09 April 2019 | Articles
Solid biomass from forests, farms and cities provides a major energy source for heat and power generation, potentially accounting for a ﬁfth of global energy consumption by 2050 amid accelerated adoption of renewables. But wood and crop residues need to be collected from widely dispersed sites and stored for use at the optimal time, and at a cost-effective scale, in district-heating systems, power plants, and combined heat and power plants.
This technology brief from the International Renewable Energy Agency (IRENA) examines the multi-dimensional logistical challenges of establishing a steady supply chain for solid biomass.
In many places around the globe, in fact, the challenge has been met. Wood pellets for power generation, for example, with high energy density, low moisture content and sufficient durability, are shipped by sea from Southeast Asia to Japan and from Southwestern Europe to the Netherlands. Straw and food-crop residues are collected to provide village-level heat and power in India. In both cases, an effective supply chain depends of contracts to ensure feedstock at the required quality and cost.
Yet larger quantities of residues remain uncollected, whether from farms around the world or in developed countries with large-scale logging operations in managed forests.
In an increasingly globalised energy and commodity market, the standardisation of biomass feedstocks could serve as the key enabler for solid biomass trade.
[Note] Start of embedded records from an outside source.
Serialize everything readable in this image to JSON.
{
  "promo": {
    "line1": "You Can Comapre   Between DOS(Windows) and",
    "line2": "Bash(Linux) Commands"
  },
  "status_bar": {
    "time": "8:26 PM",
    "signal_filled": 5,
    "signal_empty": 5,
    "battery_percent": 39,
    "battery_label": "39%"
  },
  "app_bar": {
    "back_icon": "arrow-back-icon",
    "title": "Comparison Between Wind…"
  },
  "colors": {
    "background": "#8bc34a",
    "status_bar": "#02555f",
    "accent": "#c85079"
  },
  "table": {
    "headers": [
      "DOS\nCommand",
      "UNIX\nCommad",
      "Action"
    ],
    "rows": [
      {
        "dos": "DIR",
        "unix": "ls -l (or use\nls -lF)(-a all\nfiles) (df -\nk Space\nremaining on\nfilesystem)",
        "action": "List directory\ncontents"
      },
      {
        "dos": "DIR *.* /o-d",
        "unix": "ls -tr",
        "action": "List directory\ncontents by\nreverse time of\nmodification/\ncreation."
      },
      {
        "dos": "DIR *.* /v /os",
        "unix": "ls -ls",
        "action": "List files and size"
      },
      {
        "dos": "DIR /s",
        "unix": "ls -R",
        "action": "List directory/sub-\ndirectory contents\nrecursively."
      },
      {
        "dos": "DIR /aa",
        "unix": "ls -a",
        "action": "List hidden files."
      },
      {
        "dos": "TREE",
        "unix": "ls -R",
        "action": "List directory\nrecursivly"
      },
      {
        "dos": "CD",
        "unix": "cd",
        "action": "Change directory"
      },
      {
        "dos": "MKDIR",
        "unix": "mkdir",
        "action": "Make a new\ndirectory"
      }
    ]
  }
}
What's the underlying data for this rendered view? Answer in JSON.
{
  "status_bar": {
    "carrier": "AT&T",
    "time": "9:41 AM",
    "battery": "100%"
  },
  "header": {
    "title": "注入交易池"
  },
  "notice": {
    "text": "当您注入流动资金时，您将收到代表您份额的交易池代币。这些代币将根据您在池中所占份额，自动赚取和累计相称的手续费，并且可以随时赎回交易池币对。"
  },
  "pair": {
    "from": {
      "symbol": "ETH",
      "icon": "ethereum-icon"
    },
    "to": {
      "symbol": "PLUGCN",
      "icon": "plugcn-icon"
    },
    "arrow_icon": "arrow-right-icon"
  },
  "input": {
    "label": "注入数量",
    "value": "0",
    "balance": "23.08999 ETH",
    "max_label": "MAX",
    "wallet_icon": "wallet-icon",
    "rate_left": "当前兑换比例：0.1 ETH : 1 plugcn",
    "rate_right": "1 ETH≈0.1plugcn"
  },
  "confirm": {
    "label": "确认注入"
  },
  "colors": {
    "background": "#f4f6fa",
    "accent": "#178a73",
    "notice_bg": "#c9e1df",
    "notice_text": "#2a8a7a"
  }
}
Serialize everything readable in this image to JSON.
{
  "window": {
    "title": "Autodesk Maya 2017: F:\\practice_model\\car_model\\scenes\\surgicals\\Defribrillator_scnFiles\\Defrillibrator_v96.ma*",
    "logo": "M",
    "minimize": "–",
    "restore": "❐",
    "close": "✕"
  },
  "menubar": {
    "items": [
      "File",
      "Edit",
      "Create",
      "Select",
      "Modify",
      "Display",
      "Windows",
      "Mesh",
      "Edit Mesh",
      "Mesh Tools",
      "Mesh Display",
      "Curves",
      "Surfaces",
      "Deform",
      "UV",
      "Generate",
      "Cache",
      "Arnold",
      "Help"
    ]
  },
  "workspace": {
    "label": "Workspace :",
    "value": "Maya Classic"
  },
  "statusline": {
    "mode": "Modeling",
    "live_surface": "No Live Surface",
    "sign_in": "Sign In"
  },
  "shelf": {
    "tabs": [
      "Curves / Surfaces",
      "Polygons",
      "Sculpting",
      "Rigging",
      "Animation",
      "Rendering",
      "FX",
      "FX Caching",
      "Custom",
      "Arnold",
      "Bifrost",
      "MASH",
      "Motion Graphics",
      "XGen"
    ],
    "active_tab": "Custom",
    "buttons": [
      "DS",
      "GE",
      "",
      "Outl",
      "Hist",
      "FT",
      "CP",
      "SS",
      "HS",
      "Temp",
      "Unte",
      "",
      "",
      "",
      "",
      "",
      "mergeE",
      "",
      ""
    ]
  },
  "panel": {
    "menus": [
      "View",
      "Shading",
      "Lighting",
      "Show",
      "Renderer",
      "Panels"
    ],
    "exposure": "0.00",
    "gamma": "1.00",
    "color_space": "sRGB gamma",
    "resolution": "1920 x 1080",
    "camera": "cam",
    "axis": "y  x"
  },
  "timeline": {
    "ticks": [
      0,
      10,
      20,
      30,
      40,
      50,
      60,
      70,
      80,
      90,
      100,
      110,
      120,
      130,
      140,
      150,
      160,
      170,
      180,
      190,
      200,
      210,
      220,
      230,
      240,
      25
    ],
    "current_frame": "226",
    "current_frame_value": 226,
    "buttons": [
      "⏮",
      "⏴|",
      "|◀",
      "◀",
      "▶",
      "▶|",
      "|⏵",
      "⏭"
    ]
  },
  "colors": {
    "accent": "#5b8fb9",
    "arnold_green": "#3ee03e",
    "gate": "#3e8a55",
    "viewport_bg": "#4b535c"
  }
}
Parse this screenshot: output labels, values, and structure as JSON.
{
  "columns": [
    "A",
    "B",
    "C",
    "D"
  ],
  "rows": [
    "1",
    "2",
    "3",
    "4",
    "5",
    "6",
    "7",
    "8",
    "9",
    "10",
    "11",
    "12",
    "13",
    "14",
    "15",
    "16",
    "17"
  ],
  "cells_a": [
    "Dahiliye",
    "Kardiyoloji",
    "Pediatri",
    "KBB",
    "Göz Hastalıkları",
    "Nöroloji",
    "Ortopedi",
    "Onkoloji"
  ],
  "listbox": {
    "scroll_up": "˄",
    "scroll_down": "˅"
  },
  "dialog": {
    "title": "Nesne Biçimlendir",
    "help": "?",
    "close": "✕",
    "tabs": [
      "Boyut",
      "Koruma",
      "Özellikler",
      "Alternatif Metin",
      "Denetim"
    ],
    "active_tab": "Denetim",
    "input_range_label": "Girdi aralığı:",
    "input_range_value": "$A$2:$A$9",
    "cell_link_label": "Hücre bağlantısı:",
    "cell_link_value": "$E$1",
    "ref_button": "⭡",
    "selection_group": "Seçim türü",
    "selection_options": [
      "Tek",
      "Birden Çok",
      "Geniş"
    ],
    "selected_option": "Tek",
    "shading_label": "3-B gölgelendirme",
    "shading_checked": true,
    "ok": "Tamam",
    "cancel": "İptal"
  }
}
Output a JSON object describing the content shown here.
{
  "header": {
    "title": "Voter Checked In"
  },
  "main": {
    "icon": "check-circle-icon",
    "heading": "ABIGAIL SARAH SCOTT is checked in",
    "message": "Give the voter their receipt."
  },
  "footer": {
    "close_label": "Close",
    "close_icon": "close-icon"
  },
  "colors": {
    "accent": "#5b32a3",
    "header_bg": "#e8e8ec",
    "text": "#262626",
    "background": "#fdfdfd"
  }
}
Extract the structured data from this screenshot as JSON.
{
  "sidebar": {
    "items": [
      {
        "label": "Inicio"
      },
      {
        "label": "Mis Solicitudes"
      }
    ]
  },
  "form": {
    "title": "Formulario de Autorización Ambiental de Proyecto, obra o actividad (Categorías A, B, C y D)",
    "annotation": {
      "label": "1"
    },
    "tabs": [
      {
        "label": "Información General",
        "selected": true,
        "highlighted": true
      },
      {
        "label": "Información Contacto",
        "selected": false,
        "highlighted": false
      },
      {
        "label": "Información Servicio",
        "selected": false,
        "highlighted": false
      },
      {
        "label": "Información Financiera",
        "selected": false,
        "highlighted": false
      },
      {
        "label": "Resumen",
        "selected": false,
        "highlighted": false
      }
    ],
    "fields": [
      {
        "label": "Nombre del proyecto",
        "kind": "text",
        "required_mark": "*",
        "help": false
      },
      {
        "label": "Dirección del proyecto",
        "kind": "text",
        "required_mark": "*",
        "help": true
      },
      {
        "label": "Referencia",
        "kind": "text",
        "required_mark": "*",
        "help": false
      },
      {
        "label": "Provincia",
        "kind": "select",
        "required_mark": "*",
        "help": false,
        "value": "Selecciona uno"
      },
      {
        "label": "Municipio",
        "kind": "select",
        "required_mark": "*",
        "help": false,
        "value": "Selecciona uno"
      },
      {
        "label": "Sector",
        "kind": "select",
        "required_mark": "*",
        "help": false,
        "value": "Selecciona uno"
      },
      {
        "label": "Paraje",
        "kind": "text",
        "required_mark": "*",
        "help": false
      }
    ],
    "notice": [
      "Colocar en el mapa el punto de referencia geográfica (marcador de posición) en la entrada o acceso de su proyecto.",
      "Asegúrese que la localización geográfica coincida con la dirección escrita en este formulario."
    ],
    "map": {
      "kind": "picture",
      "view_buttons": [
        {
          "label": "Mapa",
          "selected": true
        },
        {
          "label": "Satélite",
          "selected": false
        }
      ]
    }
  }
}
Feedstock pre-treatment, including drying and densiﬁcation, helps to meet quality standards.
Successive technology briefs have highlighted a wide range of renewable energy solutions. Each brief outlines technical aspects, costs, market potential and barriers, combined with insights for policy makers on how to accelerate the transition to renewables.